"We are not currently talking about an across-the-board 'no spy' agreement, but we do agree we need to work towards updated understandings between our two countries, and if we do that properly it can strengthen our relationship," said a senior U.S. administration official.
After revelations from former U.S. spy agency contractor Edward Snowden about alleged eavesdropping on Merkel, German media speculated that the German government might seek to join an espionage alliance known as the "Five Eyes," in which the United States and a group of English-speaking allies divide the world into eavesdropping target sectors and share the results.
The "Five Eyes" partners are the United States, Britain, Canada, Australia, and New Zealand.
However, a former U.S. intelligence official said that for Germany to be invited to join the group, all five of the allies would have to agree and such an agreement is highly unlikely.
A more likely result from the U.S.-German discussions is an agreement by the American side not to spy on German leaders like Merkel and also not to eavesdrop on German companies for economically competitive reasons, the former official said.
However, he said that any such promise would be largely empty, as U.S. eavesdropping rules already bar official eavesdropping for the purpose of commercial industrial espionage.

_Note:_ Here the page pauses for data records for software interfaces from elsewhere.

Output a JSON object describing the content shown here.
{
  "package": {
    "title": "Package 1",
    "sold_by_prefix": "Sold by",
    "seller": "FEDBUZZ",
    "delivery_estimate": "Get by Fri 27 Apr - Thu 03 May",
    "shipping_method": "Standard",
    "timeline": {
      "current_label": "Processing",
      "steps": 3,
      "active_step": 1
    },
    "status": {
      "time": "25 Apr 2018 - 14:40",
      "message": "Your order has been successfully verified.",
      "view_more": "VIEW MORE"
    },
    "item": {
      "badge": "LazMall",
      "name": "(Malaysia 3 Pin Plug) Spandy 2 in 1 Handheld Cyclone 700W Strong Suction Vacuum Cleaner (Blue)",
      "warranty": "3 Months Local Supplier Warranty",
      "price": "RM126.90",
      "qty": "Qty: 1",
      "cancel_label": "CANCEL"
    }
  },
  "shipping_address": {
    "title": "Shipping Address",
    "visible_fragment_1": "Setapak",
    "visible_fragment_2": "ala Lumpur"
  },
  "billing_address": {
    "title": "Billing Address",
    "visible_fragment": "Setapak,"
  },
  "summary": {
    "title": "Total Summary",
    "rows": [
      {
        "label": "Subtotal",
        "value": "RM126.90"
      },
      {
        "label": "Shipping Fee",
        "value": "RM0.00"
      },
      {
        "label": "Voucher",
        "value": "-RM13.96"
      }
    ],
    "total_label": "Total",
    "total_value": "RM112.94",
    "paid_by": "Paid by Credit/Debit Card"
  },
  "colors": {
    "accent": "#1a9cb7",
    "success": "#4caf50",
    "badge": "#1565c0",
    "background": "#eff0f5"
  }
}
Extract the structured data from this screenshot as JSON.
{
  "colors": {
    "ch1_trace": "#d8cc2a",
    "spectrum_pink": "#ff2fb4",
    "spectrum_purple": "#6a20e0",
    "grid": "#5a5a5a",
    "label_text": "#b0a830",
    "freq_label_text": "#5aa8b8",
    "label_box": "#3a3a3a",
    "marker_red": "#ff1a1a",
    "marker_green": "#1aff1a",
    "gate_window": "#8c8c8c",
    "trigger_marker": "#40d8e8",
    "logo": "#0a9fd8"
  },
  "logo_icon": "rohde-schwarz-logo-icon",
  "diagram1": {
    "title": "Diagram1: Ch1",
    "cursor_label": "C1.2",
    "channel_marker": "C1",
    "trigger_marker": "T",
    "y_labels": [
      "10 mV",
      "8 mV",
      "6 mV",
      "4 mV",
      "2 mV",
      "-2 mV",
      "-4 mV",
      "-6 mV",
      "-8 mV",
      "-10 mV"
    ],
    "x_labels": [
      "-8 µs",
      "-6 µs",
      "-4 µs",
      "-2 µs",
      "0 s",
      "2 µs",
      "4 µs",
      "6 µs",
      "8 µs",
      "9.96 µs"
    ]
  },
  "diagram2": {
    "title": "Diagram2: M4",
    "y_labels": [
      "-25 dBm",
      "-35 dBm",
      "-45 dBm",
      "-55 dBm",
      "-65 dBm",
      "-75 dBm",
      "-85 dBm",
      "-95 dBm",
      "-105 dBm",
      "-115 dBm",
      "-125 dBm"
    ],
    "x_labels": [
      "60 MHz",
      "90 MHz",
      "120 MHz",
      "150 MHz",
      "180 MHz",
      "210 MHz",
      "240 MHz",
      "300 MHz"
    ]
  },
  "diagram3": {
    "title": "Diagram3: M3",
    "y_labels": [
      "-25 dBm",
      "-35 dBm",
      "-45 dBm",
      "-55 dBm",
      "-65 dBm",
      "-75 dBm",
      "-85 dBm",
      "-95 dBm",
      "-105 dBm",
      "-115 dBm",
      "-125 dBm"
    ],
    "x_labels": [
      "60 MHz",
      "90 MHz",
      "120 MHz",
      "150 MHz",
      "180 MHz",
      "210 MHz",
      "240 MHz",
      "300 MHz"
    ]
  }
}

U.S. officials say this policy is at odds with the practices of both friendly and adversarial foreign countries.
The White House aims to complete a review of NSA surveillance practices by the end of the year and has acknowledged that more constraints are needed to ensure privacy rights are protected.
President Barack Obama, who has come under a stream of criticism from abroad over the NSA's activities, is considering a ban on U.S. eavesdropping on leaders of allied nations.
© 2016 Thomson/Reuters. All rights reserved.